Excerpted data Block Start

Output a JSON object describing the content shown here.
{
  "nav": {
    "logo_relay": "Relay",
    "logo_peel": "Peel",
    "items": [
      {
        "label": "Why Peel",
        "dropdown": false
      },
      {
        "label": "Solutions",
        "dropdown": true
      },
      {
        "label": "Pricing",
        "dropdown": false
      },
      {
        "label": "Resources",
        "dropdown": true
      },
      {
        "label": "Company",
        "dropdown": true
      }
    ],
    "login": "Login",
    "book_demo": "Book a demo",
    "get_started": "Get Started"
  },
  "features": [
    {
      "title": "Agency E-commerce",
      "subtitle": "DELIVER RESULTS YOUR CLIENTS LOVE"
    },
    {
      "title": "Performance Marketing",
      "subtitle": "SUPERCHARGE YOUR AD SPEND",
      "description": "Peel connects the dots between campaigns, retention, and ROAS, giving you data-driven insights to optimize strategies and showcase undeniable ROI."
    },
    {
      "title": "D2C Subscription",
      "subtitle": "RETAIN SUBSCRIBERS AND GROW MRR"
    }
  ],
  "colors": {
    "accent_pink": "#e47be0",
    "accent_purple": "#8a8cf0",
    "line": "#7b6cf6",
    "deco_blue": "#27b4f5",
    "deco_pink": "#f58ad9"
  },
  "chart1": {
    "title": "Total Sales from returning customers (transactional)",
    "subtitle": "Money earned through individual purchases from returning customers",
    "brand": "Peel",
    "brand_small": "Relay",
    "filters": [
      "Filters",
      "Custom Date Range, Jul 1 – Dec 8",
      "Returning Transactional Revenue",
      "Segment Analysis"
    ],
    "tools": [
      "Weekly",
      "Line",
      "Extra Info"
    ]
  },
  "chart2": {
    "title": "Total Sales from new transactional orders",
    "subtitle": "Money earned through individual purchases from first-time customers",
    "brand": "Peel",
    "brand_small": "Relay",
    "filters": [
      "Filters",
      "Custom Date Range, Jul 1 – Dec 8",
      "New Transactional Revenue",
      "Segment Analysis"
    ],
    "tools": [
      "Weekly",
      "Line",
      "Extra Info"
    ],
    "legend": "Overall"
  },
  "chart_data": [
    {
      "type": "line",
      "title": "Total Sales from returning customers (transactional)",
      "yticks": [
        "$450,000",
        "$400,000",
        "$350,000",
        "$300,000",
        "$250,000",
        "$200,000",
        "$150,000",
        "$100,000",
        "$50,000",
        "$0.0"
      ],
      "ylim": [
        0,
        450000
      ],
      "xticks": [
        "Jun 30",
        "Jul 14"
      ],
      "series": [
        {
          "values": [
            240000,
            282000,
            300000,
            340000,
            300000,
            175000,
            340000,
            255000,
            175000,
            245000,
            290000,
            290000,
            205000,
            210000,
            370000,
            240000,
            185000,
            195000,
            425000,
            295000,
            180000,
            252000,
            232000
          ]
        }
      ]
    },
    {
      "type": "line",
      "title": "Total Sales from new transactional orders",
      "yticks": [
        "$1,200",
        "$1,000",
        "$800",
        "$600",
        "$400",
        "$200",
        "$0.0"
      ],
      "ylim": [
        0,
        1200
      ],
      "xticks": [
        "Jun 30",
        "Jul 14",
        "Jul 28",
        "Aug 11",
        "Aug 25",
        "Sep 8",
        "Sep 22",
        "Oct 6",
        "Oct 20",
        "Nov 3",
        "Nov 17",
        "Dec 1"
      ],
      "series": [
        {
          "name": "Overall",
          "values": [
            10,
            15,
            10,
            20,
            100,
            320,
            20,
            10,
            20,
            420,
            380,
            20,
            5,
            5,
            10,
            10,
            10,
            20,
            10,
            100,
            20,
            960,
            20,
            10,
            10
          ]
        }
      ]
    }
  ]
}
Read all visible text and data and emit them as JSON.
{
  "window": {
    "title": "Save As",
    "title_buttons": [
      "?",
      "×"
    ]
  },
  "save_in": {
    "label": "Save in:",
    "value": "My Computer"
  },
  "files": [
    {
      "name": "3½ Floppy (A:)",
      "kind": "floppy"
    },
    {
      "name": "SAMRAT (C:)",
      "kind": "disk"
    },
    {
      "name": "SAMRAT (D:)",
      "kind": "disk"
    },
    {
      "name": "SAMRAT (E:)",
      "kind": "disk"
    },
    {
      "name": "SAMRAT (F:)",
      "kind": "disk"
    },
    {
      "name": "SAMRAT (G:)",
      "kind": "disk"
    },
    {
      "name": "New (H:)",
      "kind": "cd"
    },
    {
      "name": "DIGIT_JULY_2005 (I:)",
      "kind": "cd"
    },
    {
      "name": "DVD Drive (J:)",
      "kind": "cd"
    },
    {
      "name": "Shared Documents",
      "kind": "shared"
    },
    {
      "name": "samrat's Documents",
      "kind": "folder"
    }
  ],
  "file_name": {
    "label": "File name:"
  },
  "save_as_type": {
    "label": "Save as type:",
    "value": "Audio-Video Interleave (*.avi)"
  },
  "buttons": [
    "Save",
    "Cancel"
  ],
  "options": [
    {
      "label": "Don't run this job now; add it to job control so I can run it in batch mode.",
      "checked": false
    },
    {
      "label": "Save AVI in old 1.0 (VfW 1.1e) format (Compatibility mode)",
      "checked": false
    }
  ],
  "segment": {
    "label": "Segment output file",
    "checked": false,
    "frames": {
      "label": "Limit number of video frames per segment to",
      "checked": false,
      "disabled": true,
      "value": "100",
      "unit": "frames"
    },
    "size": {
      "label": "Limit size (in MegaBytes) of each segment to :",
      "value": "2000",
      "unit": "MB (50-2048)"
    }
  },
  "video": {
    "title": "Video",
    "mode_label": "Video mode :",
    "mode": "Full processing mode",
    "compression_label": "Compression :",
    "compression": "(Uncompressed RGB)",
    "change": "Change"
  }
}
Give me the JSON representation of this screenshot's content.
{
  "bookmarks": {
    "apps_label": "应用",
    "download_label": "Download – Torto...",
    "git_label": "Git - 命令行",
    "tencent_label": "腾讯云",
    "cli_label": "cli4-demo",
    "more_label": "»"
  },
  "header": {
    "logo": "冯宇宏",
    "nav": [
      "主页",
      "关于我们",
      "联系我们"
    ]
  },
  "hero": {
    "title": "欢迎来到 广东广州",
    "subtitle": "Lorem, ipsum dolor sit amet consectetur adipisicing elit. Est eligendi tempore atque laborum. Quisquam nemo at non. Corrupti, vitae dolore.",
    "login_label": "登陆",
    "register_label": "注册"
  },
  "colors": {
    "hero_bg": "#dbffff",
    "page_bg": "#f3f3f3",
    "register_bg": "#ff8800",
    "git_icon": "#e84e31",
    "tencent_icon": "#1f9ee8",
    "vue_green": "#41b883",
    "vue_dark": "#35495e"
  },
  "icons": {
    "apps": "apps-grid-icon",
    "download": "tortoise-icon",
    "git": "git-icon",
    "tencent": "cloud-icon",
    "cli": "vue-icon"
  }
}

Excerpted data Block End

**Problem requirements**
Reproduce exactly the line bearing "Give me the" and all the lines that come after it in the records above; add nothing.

**Result of the exercise**
Give me the JSON representation of this screenshot's content.
{
  "bookmarks": {
    "apps_label": "应用",
    "download_label": "Download – Torto...",
    "git_label": "Git - 命令行",
    "tencent_label": "腾讯云",
    "cli_label": "cli4-demo",
    "more_label": "»"
  },
  "header": {
    "logo": "冯宇宏",
    "nav": [
      "主页",
      "关于我们",
      "联系我们"
    ]
  },
  "hero": {
    "title": "欢迎来到 广东广州",
    "subtitle": "Lorem, ipsum dolor sit amet consectetur adipisicing elit. Est eligendi tempore atque laborum. Quisquam nemo at non. Corrupti, vitae dolore.",
    "login_label": "登陆",
    "register_label": "注册"
  },
  "colors": {
    "hero_bg": "#dbffff",
    "page_bg": "#f3f3f3",
    "register_bg": "#ff8800",
    "git_icon": "#e84e31",
    "tencent_icon": "#1f9ee8",
    "vue_green": "#41b883",
    "vue_dark": "#35495e"
  },
  "icons": {
    "apps": "apps-grid-icon",
    "download": "tortoise-icon",
    "git": "git-icon",
    "tencent": "cloud-icon",
    "cli": "vue-icon"
  }
}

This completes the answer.